(Exercise input Opens)
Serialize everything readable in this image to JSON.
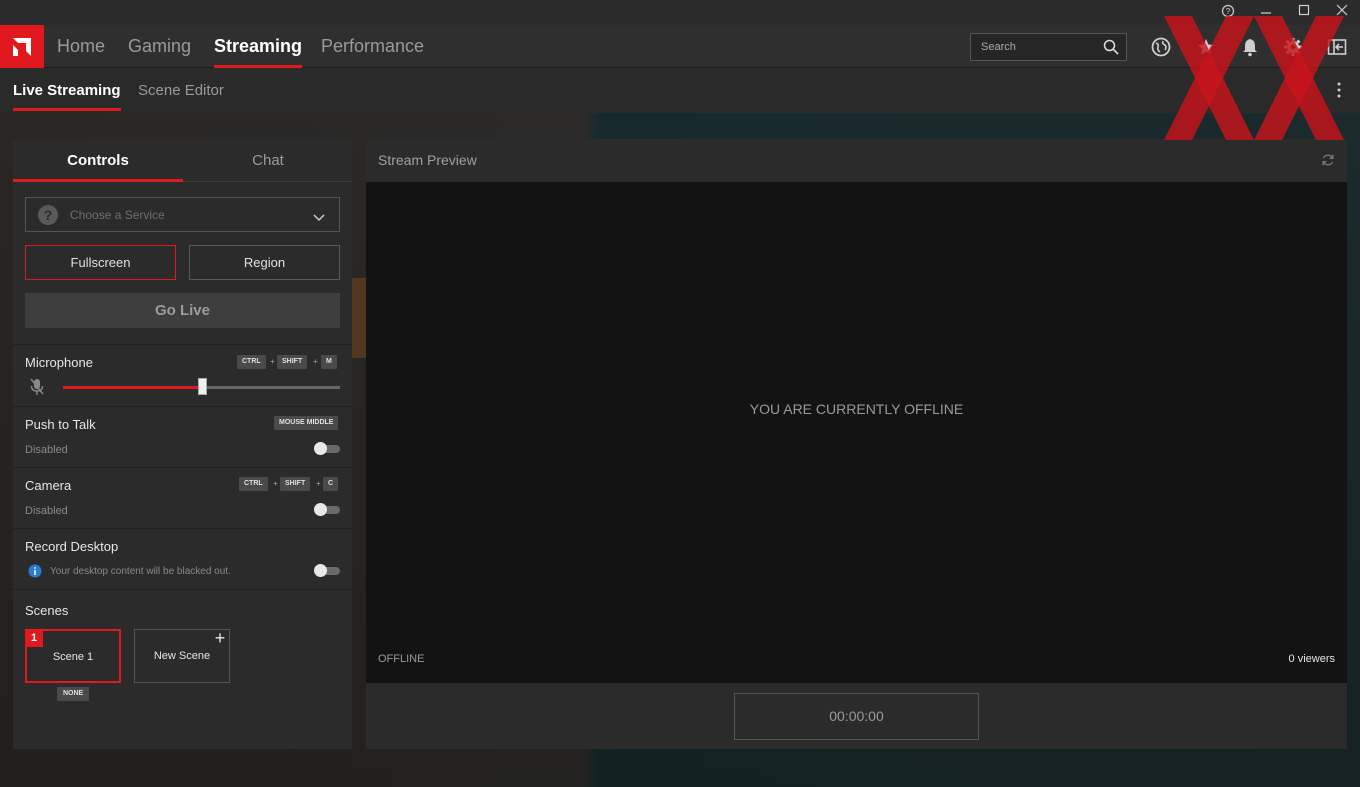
{
  "window": {
    "controls": {
      "help": "?",
      "minimize": "—",
      "maximize": "☐",
      "close": "✕"
    }
  },
  "topnav": {
    "items": [
      "Home",
      "Gaming",
      "Streaming",
      "Performance"
    ],
    "active": "Streaming",
    "search_placeholder": "Search",
    "icons": [
      "globe-icon",
      "star-icon",
      "bell-icon",
      "gear-icon",
      "sign-out-icon"
    ]
  },
  "subnav": {
    "items": [
      "Live Streaming",
      "Scene Editor"
    ],
    "active": "Live Streaming"
  },
  "controls_panel": {
    "tabs": [
      "Controls",
      "Chat"
    ],
    "active_tab": "Controls",
    "service_placeholder": "Choose a Service",
    "capture_buttons": [
      "Fullscreen",
      "Region"
    ],
    "selected_capture": "Fullscreen",
    "go_live": "Go Live",
    "microphone": {
      "title": "Microphone",
      "shortcut": [
        "CTRL",
        "SHIFT",
        "M"
      ],
      "level": 0.5
    },
    "push_to_talk": {
      "title": "Push to Talk",
      "shortcut": [
        "MOUSE MIDDLE"
      ],
      "status": "Disabled",
      "enabled": false
    },
    "camera": {
      "title": "Camera",
      "shortcut": [
        "CTRL",
        "SHIFT",
        "C"
      ],
      "status": "Disabled",
      "enabled": false
    },
    "record_desktop": {
      "title": "Record Desktop",
      "note": "Your desktop content will be blacked out.",
      "enabled": false
    },
    "scenes": {
      "title": "Scenes",
      "items": [
        {
          "number": "1",
          "label": "Scene 1",
          "badge": "NONE",
          "selected": true
        },
        {
          "label": "New Scene",
          "add": "+"
        }
      ]
    },
    "key_plus": "+"
  },
  "preview_panel": {
    "title": "Stream Preview",
    "message": "YOU ARE CURRENTLY OFFLINE",
    "status": "OFFLINE",
    "viewers": "0 viewers",
    "timer": "00:00:00"
  },
  "colors": {
    "accent": "#e0191e",
    "panel": "#2b2b2b",
    "preview_bg": "#131313"
  }
}
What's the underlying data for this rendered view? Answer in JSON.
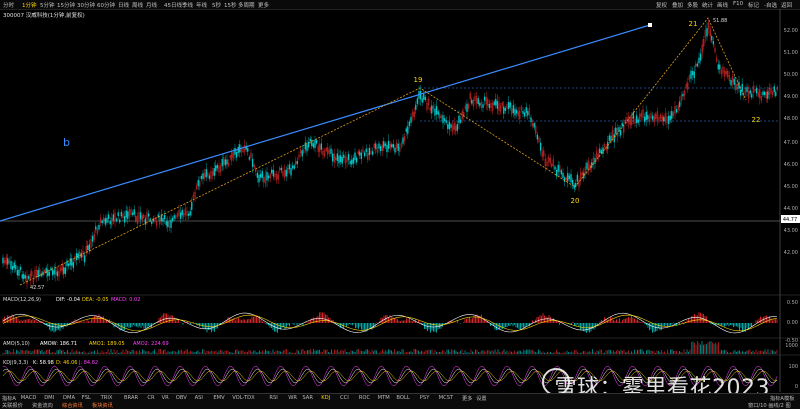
{
  "toolbar": {
    "items": [
      "分时",
      "1分钟",
      "5分钟",
      "15分钟",
      "30分钟",
      "60分钟",
      "日线",
      "周线",
      "月线",
      "45日线",
      "季线",
      "年线",
      "5秒",
      "15秒",
      "多周期",
      "更多"
    ],
    "active_index": 1,
    "right_items": [
      "复权",
      "叠加",
      "多股",
      "统计",
      "画线",
      "F10",
      "标记",
      "-自选",
      "返回"
    ]
  },
  "title": "300007 汉威科技(1分钟,前复权)",
  "annotations": {
    "b": "b",
    "wave19": "19",
    "wave20": "20",
    "wave21": "21",
    "wave22": "22",
    "high": "51.88",
    "low": "42.57"
  },
  "price_axis": [
    "52.00",
    "51.00",
    "50.00",
    "49.00",
    "48.00",
    "47.00",
    "46.00",
    "45.00",
    "44.00",
    "43.00",
    "42.00"
  ],
  "price_marker": "44.77",
  "macd": {
    "name": "MACD(12,26,9)",
    "dif_label": "DIF: -0.04",
    "dea_label": "DEA: -0.05",
    "macd_label": "MACD: 0.02",
    "axis": [
      "0.50",
      "0.00",
      "-0.50"
    ]
  },
  "amo": {
    "name": "AMO(5,10)",
    "amow_label": "AMOW: 186.71",
    "amo1_label": "AMO1: 189.05",
    "amo2_label": "AMO2: 224.69",
    "axis": [
      "1000"
    ]
  },
  "kdj": {
    "name": "KDJ(9,3,3)",
    "k_label": "K: 58.98",
    "d_label": "D: 46.06",
    "j_label": "J: 84.82",
    "axis": [
      "100",
      "0"
    ]
  },
  "bottom_indicators": [
    "指标A",
    "MACD",
    "DMI",
    "DMA",
    "FSL",
    "TRIX",
    "BRAR",
    "CR",
    "VR",
    "OBV",
    "ASI",
    "EMV",
    "VOL-TDX",
    "RSI",
    "WR",
    "SAR",
    "KDJ",
    "CCI",
    "ROC",
    "MTM",
    "BOLL",
    "PSY",
    "MCST",
    "更多",
    "设置"
  ],
  "bottom_active": "KDJ",
  "bottom_tabs": [
    "关联报价",
    "资金流向",
    "综合资讯",
    "板块资讯"
  ],
  "bottom_right": [
    "指标A",
    "模板"
  ],
  "status_right": "窗口/10  画线/2  图",
  "watermark": "雪球：雾里看花2023",
  "colors": {
    "up": "#ff3030",
    "down": "#00d0d0",
    "trend": "#3b8cff",
    "wave": "#e0a020",
    "dif": "#ffffff",
    "dea": "#ffd400",
    "k": "#ffffff",
    "d": "#ffd400",
    "j": "#ff40ff"
  }
}
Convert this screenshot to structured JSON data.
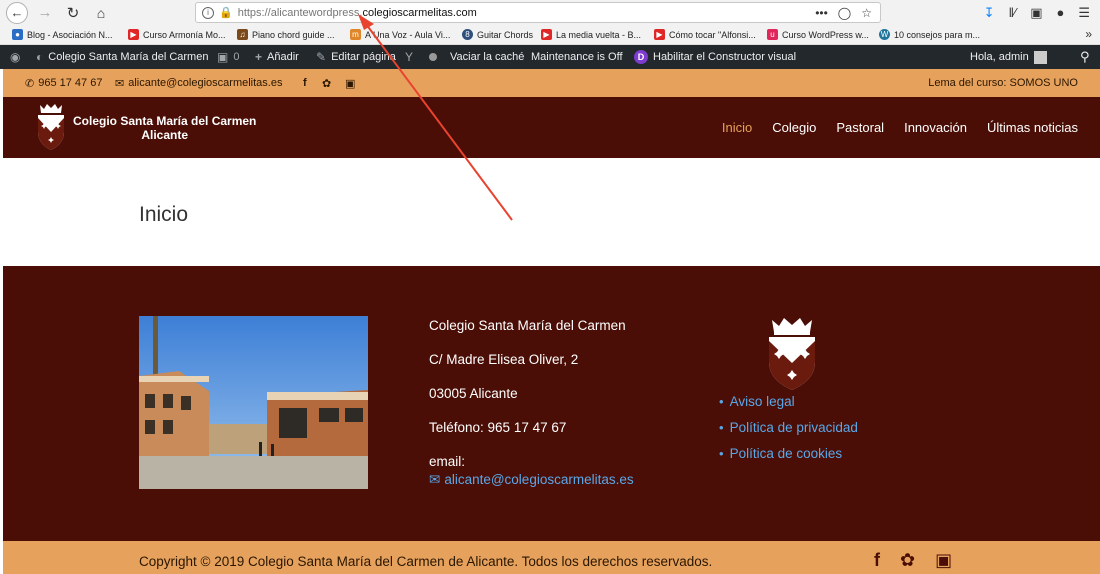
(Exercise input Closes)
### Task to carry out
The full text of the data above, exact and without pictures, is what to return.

### Written response
Serialize everything readable in this image to JSON.
{
  "window": {
    "controls": {
      "help": "?",
      "minimize": "—",
      "maximize": "☐",
      "close": "✕"
    }
  },
  "topnav": {
    "items": [
      "Home",
      "Gaming",
      "Streaming",
      "Performance"
    ],
    "active": "Streaming",
    "search_placeholder": "Search",
    "icons": [
      "globe-icon",
      "star-icon",
      "bell-icon",
      "gear-icon",
      "sign-out-icon"
    ]
  },
  "subnav": {
    "items": [
      "Live Streaming",
      "Scene Editor"
    ],
    "active": "Live Streaming"
  },
  "controls_panel": {
    "tabs": [
      "Controls",
      "Chat"
    ],
    "active_tab": "Controls",
    "service_placeholder": "Choose a Service",
    "capture_buttons": [
      "Fullscreen",
      "Region"
    ],
    "selected_capture": "Fullscreen",
    "go_live": "Go Live",
    "microphone": {
      "title": "Microphone",
      "shortcut": [
        "CTRL",
        "SHIFT",
        "M"
      ],
      "level": 0.5
    },
    "push_to_talk": {
      "title": "Push to Talk",
      "shortcut": [
        "MOUSE MIDDLE"
      ],
      "status": "Disabled",
      "enabled": false
    },
    "camera": {
      "title": "Camera",
      "shortcut": [
        "CTRL",
        "SHIFT",
        "C"
      ],
      "status": "Disabled",
      "enabled": false
    },
    "record_desktop": {
      "title": "Record Desktop",
      "note": "Your desktop content will be blacked out.",
      "enabled": false
    },
    "scenes": {
      "title": "Scenes",
      "items": [
        {
          "number": "1",
          "label": "Scene 1",
          "badge": "NONE",
          "selected": true
        },
        {
          "label": "New Scene",
          "add": "+"
        }
      ]
    },
    "key_plus": "+"
  },
  "preview_panel": {
    "title": "Stream Preview",
    "message": "YOU ARE CURRENTLY OFFLINE",
    "status": "OFFLINE",
    "viewers": "0 viewers",
    "timer": "00:00:00"
  },
  "colors": {
    "accent": "#e0191e",
    "panel": "#2b2b2b",
    "preview_bg": "#131313"
  }
}
What's the underlying data for this rendered view? Answer in JSON.
{
  "toolbar": {
    "items": [
      "分时",
      "1分钟",
      "5分钟",
      "15分钟",
      "30分钟",
      "60分钟",
      "日线",
      "周线",
      "月线",
      "45日线",
      "季线",
      "年线",
      "5秒",
      "15秒",
      "多周期",
      "更多"
    ],
    "active_index": 1,
    "right_items": [
      "复权",
      "叠加",
      "多股",
      "统计",
      "画线",
      "F10",
      "标记",
      "-自选",
      "返回"
    ]
  },
  "title": "300007 汉威科技(1分钟,前复权)",
  "annotations": {
    "b": "b",
    "wave19": "19",
    "wave20": "20",
    "wave21": "21",
    "wave22": "22",
    "high": "51.88",
    "low": "42.57"
  },
  "price_axis": [
    "52.00",
    "51.00",
    "50.00",
    "49.00",
    "48.00",
    "47.00",
    "46.00",
    "45.00",
    "44.00",
    "43.00",
    "42.00"
  ],
  "price_marker": "44.77",
  "macd": {
    "name": "MACD(12,26,9)",
    "dif_label": "DIF: -0.04",
    "dea_label": "DEA: -0.05",
    "macd_label": "MACD: 0.02",
    "axis": [
      "0.50",
      "0.00",
      "-0.50"
    ]
  },
  "amo": {
    "name": "AMO(5,10)",
    "amow_label": "AMOW: 186.71",
    "amo1_label": "AMO1: 189.05",
    "amo2_label": "AMO2: 224.69",
    "axis": [
      "1000"
    ]
  },
  "kdj": {
    "name": "KDJ(9,3,3)",
    "k_label": "K: 58.98",
    "d_label": "D: 46.06",
    "j_label": "J: 84.82",
    "axis": [
      "100",
      "0"
    ]
  },
  "bottom_indicators": [
    "指标A",
    "MACD",
    "DMI",
    "DMA",
    "FSL",
    "TRIX",
    "BRAR",
    "CR",
    "VR",
    "OBV",
    "ASI",
    "EMV",
    "VOL-TDX",
    "RSI",
    "WR",
    "SAR",
    "KDJ",
    "CCI",
    "ROC",
    "MTM",
    "BOLL",
    "PSY",
    "MCST",
    "更多",
    "设置"
  ],
  "bottom_active": "KDJ",
  "bottom_tabs": [
    "关联报价",
    "资金流向",
    "综合资讯",
    "板块资讯"
  ],
  "bottom_right": [
    "指标A",
    "模板"
  ],
  "status_right": "窗口/10  画线/2  图",
  "watermark": "雪球：雾里看花2023",
  "colors": {
    "up": "#ff3030",
    "down": "#00d0d0",
    "trend": "#3b8cff",
    "wave": "#e0a020",
    "dif": "#ffffff",
    "dea": "#ffd400",
    "k": "#ffffff",
    "d": "#ffd400",
    "j": "#ff40ff"
  }
}
Convert this screenshot to structured JSON data.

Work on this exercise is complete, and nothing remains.